How Do I Harvest and Store Hardneck Garlic?

“I planted garlic bulbs for the first time and chose the hardneck variety ‘Music’. I understand that they will be fully mature around the first of August. Where is a good place to cure the bulbs for the duration? I live in a USDA Hardiness Zone 6 area.” Question from Belinda of Fort Wayne, Indiana

Answer: I have actually grown ‘Music’ garlic with great success. It’s a hardneck garlic, which means it has hard “necks” above the bulbs that keep them from being braided, unlike softneck garlic. Hardnecks are also more cold hardy and have fewer, larger cloves than softnecks. ‘Music’ is also a porcelain garlic, which means thin, white, satiny skins surround the extra-large cloves.

Time to maturity depends on the garlic variety and growing location. ‘Music’ is an early to midseason variety. In Indiana, I would expect it to be ready for harvest sometime in July.

In spring, your garlic plants will emerge and leaf up. By summer, each will have tall, upright, oniony leaves and produce a heron-shaped stem and bud; remove the stems and bulbs as they appear, or they’ll deplete the cloves below of energy. But, don’t throw them the stems away. They taste great stir-fried or sautéed.

Dig up the garlic bulbs when the leaves have declined significantly and start to turn brown. Wipe the bulbs clean of dirt, and hang them to dry for a week or two. ‘Music’ is an unusually good keeper for a hardneck. Count on its bulbs to keep for up to several months, if properly stored in a cool, dark place. (Click here for more tips on how to grow garlic.)

Enjoy your fresh garlic next season!

Jessie Keith

Black Gold Horticulturist


Plants are the lens Jessie views the world through because they’re all-sustaining. (“They feed, clothe, house and heal us. They produce the air we breathe and even make us smell pretty.”) She’s a garden writer and photographer with degrees in both horticulture and plant biology from Purdue and Michigan State Universities. Her degrees were bolstered by internships at Longwood Gardens and the American Horticultural Society.

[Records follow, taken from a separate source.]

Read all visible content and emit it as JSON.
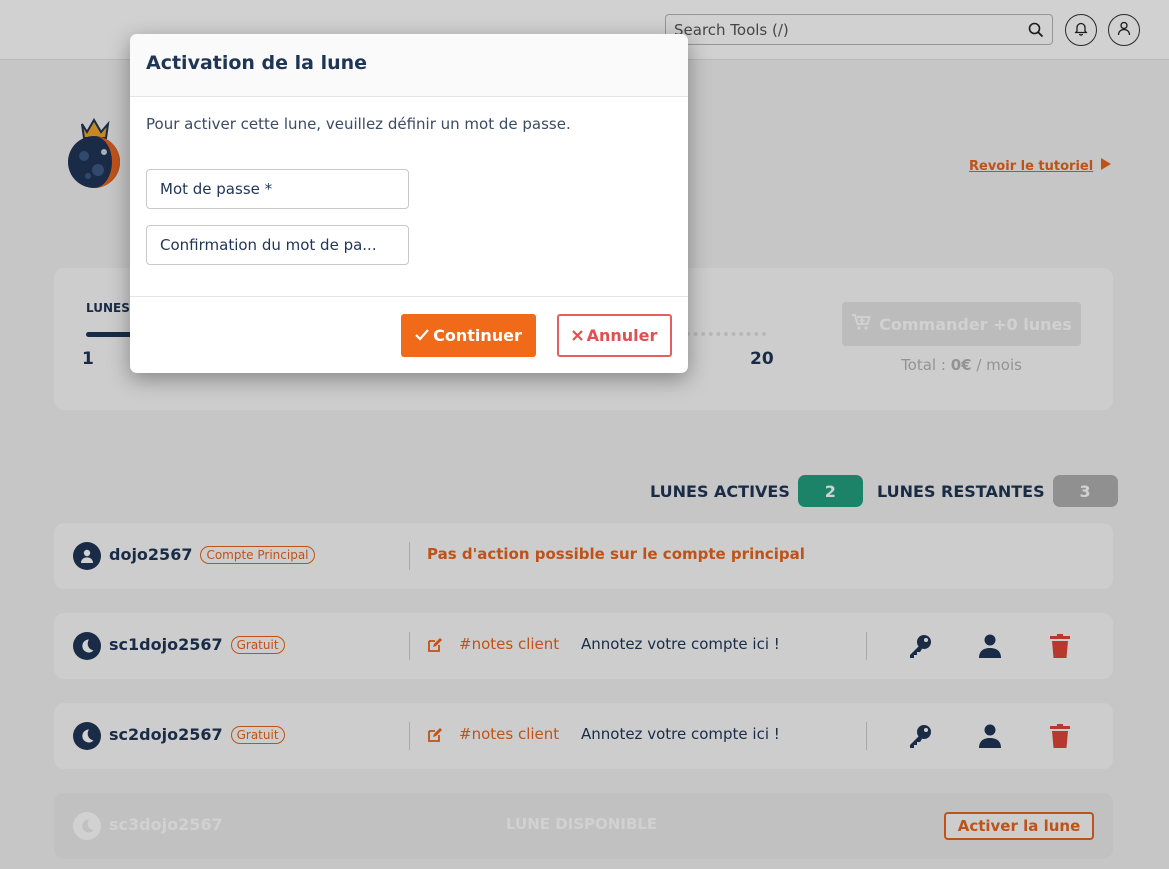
{
  "topbar": {
    "search_placeholder": "Search Tools (/)"
  },
  "page": {
    "tutorial_link": "Revoir le tutoriel",
    "panel": {
      "label": "LUNES",
      "slider_min": "1",
      "slider_max": "20",
      "order_button": "Commander +0 lunes",
      "total_prefix": "Total : ",
      "total_value": "0€",
      "total_suffix": " / mois"
    },
    "counters": {
      "active_label": "LUNES ACTIVES",
      "active_value": "2",
      "remaining_label": "LUNES RESTANTES",
      "remaining_value": "3"
    },
    "accounts": [
      {
        "name": "dojo2567",
        "tag": "Compte Principal",
        "message": "Pas d'action possible sur le compte principal"
      },
      {
        "name": "sc1dojo2567",
        "tag": "Gratuit",
        "note_tag": "#notes client",
        "note_text": "Annotez votre compte ici !"
      },
      {
        "name": "sc2dojo2567",
        "tag": "Gratuit",
        "note_tag": "#notes client",
        "note_text": "Annotez votre compte ici !"
      },
      {
        "name": "sc3dojo2567",
        "status": "LUNE DISPONIBLE",
        "action": "Activer la lune"
      }
    ]
  },
  "modal": {
    "title": "Activation de la lune",
    "description": "Pour activer cette lune, veuillez définir un mot de passe.",
    "password_placeholder": "Mot de passe *",
    "confirm_placeholder": "Confirmation du mot de pa...",
    "continue_label": "Continuer",
    "cancel_label": "Annuler"
  },
  "colors": {
    "navy": "#1f3556",
    "orange": "#e8651f",
    "green": "#23a07f",
    "gray_badge": "#b0b0b0",
    "delete_red": "#e0453a"
  }
}
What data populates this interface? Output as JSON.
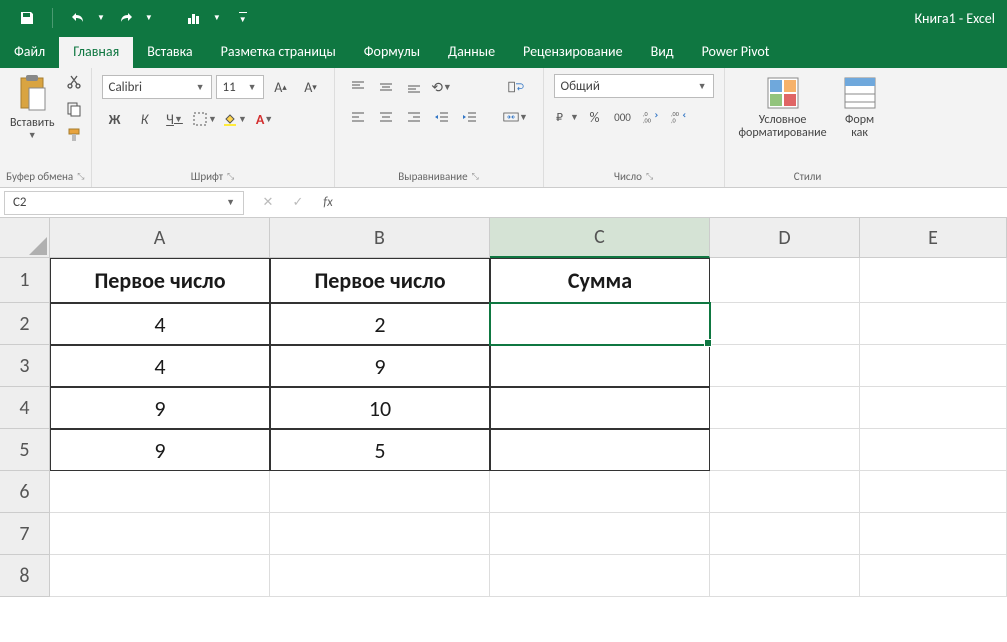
{
  "app": {
    "title": "Книга1 - Excel"
  },
  "qat": {
    "save": "save",
    "undo": "undo",
    "redo": "redo",
    "chart": "chart"
  },
  "tabs": {
    "file": "Файл",
    "home": "Главная",
    "insert": "Вставка",
    "layout": "Разметка страницы",
    "formulas": "Формулы",
    "data": "Данные",
    "review": "Рецензирование",
    "view": "Вид",
    "powerpivot": "Power Pivot"
  },
  "ribbon": {
    "clipboard": {
      "paste": "Вставить",
      "label": "Буфер обмена"
    },
    "font": {
      "name": "Calibri",
      "size": "11",
      "bold": "Ж",
      "italic": "К",
      "underline": "Ч",
      "label": "Шрифт"
    },
    "alignment": {
      "label": "Выравнивание"
    },
    "number": {
      "format": "Общий",
      "label": "Число"
    },
    "styles": {
      "cond_format": "Условное\nформатирование",
      "format_as": "Форм\nкак",
      "label": "Стили"
    }
  },
  "formulabar": {
    "name_box": "C2",
    "formula": ""
  },
  "grid": {
    "cols": [
      "A",
      "B",
      "C",
      "D",
      "E"
    ],
    "rows": [
      "1",
      "2",
      "3",
      "4",
      "5",
      "6",
      "7",
      "8"
    ],
    "headers": {
      "A1": "Первое число",
      "B1": "Первое число",
      "C1": "Сумма"
    },
    "data": {
      "A2": "4",
      "B2": "2",
      "A3": "4",
      "B3": "9",
      "A4": "9",
      "B4": "10",
      "A5": "9",
      "B5": "5"
    },
    "selected": "C2"
  }
}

She has since worked for many horticultural institutions and companies and now manages communications for Sun Gro Horticulture, the parent company of Black Gold. Her joy is sharing all things green and lovely with her two daughters.

Leave a Reply

Content Disclaimer:

This site may contain content (including images and articles) as well as advice, opinions and statements presented by third parties. Sun Gro does not review these materials for accuracy or reliability and does not endorse the advice, opinions, or statements that may be contained in them. Sun Gro also does not review the materials to determine if they infringe the copyright or other rights of others. These materials are available only for informational purposes and are presented “as is” without warranty of any kind, express or implied, including without limitation warranties of merchantability, fitness for a particular purpose, and non-infringement. Reliance upon any such opinion, advice, statement or other information is at your own risk. In no event shall Sun Gro Horticulture Distribution, Inc. or any of its affiliates be liable to you for any inaccuracy, error, omission, fact, infringement and the like, resulting from your use of these materials, regardless of cause, or for any damages resulting there from.